→ HOW TO COMPLETE THIS TASK: Restate each record word for word, omitting whatever pictures it holds.

(Page and application data records)
☆ ☆ ☆ ☆ ☆

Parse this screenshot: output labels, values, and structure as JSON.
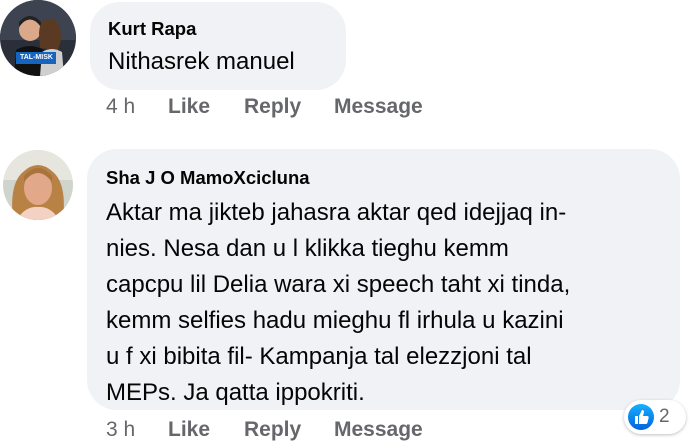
{
  "comments": [
    {
      "author": "Kurt Rapa",
      "text_lines": [
        "Nithasrek manuel"
      ],
      "avatar_badge": "TAL-MISK",
      "time": "4 h",
      "actions": [
        "Like",
        "Reply",
        "Message"
      ]
    },
    {
      "author": "Sha J O MamoXcicluna",
      "text_lines": [
        "Aktar ma jikteb jahasra aktar qed idejjaq in-",
        "nies. Nesa dan u l klikka tieghu kemm",
        "capcpu lil Delia wara xi speech taht xi tinda,",
        "kemm  selfies hadu mieghu fl irhula u kazini",
        "u f xi bibita fil- Kampanja tal elezzjoni tal",
        "MEPs. Ja qatta ippokriti."
      ],
      "time": "3 h",
      "actions": [
        "Like",
        "Reply",
        "Message"
      ],
      "reactions": {
        "icon": "like-icon",
        "count": "2"
      }
    }
  ],
  "colors": {
    "bubble": "#f0f2f5",
    "meta_text": "#65676b",
    "like_blue": "#1877f2"
  }
}
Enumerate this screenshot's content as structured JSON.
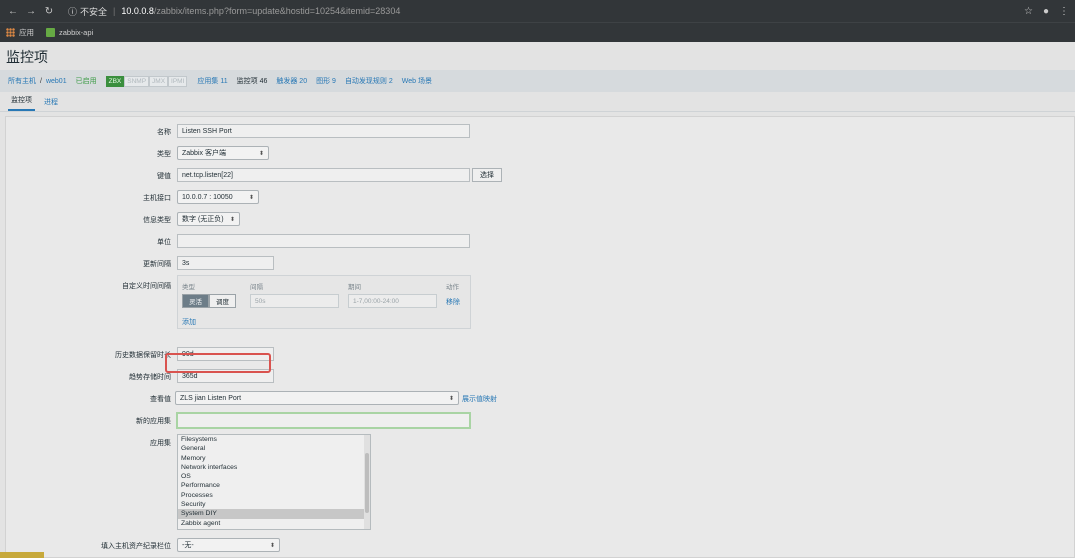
{
  "browser": {
    "url_warning": "不安全",
    "url_host": "10.0.0.8",
    "url_path": "/zabbix/items.php?form=update&hostid=10254&itemid=28304",
    "bookmarks": [
      "应用",
      "zabbix-api"
    ]
  },
  "page": {
    "title": "监控项"
  },
  "breadcrumb": {
    "all_hosts": "所有主机",
    "host": "web01",
    "enabled": "已启用",
    "tags": [
      "ZBX",
      "SNMP",
      "JMX",
      "IPMI"
    ],
    "links": [
      "应用集 11",
      "监控项 46",
      "触发器 20",
      "图形 9",
      "自动发现规则 2",
      "Web 场景"
    ]
  },
  "tabs": [
    "监控项",
    "进程"
  ],
  "form": {
    "name_label": "名称",
    "name_value": "Listen SSH Port",
    "type_label": "类型",
    "type_value": "Zabbix 客户端",
    "key_label": "键值",
    "key_value": "net.tcp.listen[22]",
    "key_button": "选择",
    "iface_label": "主机接口",
    "iface_value": "10.0.0.7 : 10050",
    "info_label": "信息类型",
    "info_value": "数字 (无正负)",
    "unit_label": "单位",
    "unit_value": "",
    "update_label": "更新间隔",
    "update_value": "3s",
    "custom_label": "自定义时间间隔",
    "custom_headers": [
      "类型",
      "间隔",
      "期间",
      "动作"
    ],
    "custom_flexible": "灵活",
    "custom_schedule": "调度",
    "custom_interval_ph": "50s",
    "custom_period_ph": "1-7,00:00-24:00",
    "custom_remove": "移除",
    "custom_add": "添加",
    "history_label": "历史数据保留时长",
    "history_value": "90d",
    "trend_label": "趋势存储时间",
    "trend_value": "365d",
    "valuemap_label": "查看值",
    "valuemap_value": "ZLS jian Listen Port",
    "valuemap_link": "展示值映射",
    "newapp_label": "新的应用集",
    "newapp_value": "",
    "apps_label": "应用集",
    "apps": [
      "Filesystems",
      "General",
      "Memory",
      "Network interfaces",
      "OS",
      "Performance",
      "Processes",
      "Security",
      "System DIY",
      "Zabbix agent"
    ],
    "apps_selected": "System DIY",
    "inventory_label": "填入主机资产纪录栏位",
    "inventory_value": "-无-"
  }
}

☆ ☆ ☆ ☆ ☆

→ WRITTEN ANSWER:
Parse this screenshot: output labels, values, and structure as JSON.
{
  "comments": [
    {
      "author": "Kurt Rapa",
      "text_lines": [
        "Nithasrek manuel"
      ],
      "avatar_badge": "TAL-MISK",
      "time": "4 h",
      "actions": [
        "Like",
        "Reply",
        "Message"
      ]
    },
    {
      "author": "Sha J O MamoXcicluna",
      "text_lines": [
        "Aktar ma jikteb jahasra aktar qed idejjaq in-",
        "nies. Nesa dan u l klikka tieghu kemm",
        "capcpu lil Delia wara xi speech taht xi tinda,",
        "kemm  selfies hadu mieghu fl irhula u kazini",
        "u f xi bibita fil- Kampanja tal elezzjoni tal",
        "MEPs. Ja qatta ippokriti."
      ],
      "time": "3 h",
      "actions": [
        "Like",
        "Reply",
        "Message"
      ],
      "reactions": {
        "icon": "like-icon",
        "count": "2"
      }
    }
  ],
  "colors": {
    "bubble": "#f0f2f5",
    "meta_text": "#65676b",
    "like_blue": "#1877f2"
  }
}
Enumerate this screenshot's content as structured JSON.
{
  "browser": {
    "url_warning": "不安全",
    "url_host": "10.0.0.8",
    "url_path": "/zabbix/items.php?form=update&hostid=10254&itemid=28304",
    "bookmarks": [
      "应用",
      "zabbix-api"
    ]
  },
  "page": {
    "title": "监控项"
  },
  "breadcrumb": {
    "all_hosts": "所有主机",
    "host": "web01",
    "enabled": "已启用",
    "tags": [
      "ZBX",
      "SNMP",
      "JMX",
      "IPMI"
    ],
    "links": [
      "应用集 11",
      "监控项 46",
      "触发器 20",
      "图形 9",
      "自动发现规则 2",
      "Web 场景"
    ]
  },
  "tabs": [
    "监控项",
    "进程"
  ],
  "form": {
    "name_label": "名称",
    "name_value": "Listen SSH Port",
    "type_label": "类型",
    "type_value": "Zabbix 客户端",
    "key_label": "键值",
    "key_value": "net.tcp.listen[22]",
    "key_button": "选择",
    "iface_label": "主机接口",
    "iface_value": "10.0.0.7 : 10050",
    "info_label": "信息类型",
    "info_value": "数字 (无正负)",
    "unit_label": "单位",
    "unit_value": "",
    "update_label": "更新间隔",
    "update_value": "3s",
    "custom_label": "自定义时间间隔",
    "custom_headers": [
      "类型",
      "间隔",
      "期间",
      "动作"
    ],
    "custom_flexible": "灵活",
    "custom_schedule": "调度",
    "custom_interval_ph": "50s",
    "custom_period_ph": "1-7,00:00-24:00",
    "custom_remove": "移除",
    "custom_add": "添加",
    "history_label": "历史数据保留时长",
    "history_value": "90d",
    "trend_label": "趋势存储时间",
    "trend_value": "365d",
    "valuemap_label": "查看值",
    "valuemap_value": "ZLS jian Listen Port",
    "valuemap_link": "展示值映射",
    "newapp_label": "新的应用集",
    "newapp_value": "",
    "apps_label": "应用集",
    "apps": [
      "Filesystems",
      "General",
      "Memory",
      "Network interfaces",
      "OS",
      "Performance",
      "Processes",
      "Security",
      "System DIY",
      "Zabbix agent"
    ],
    "apps_selected": "System DIY",
    "inventory_label": "填入主机资产纪录栏位",
    "inventory_value": "-无-"
  }
}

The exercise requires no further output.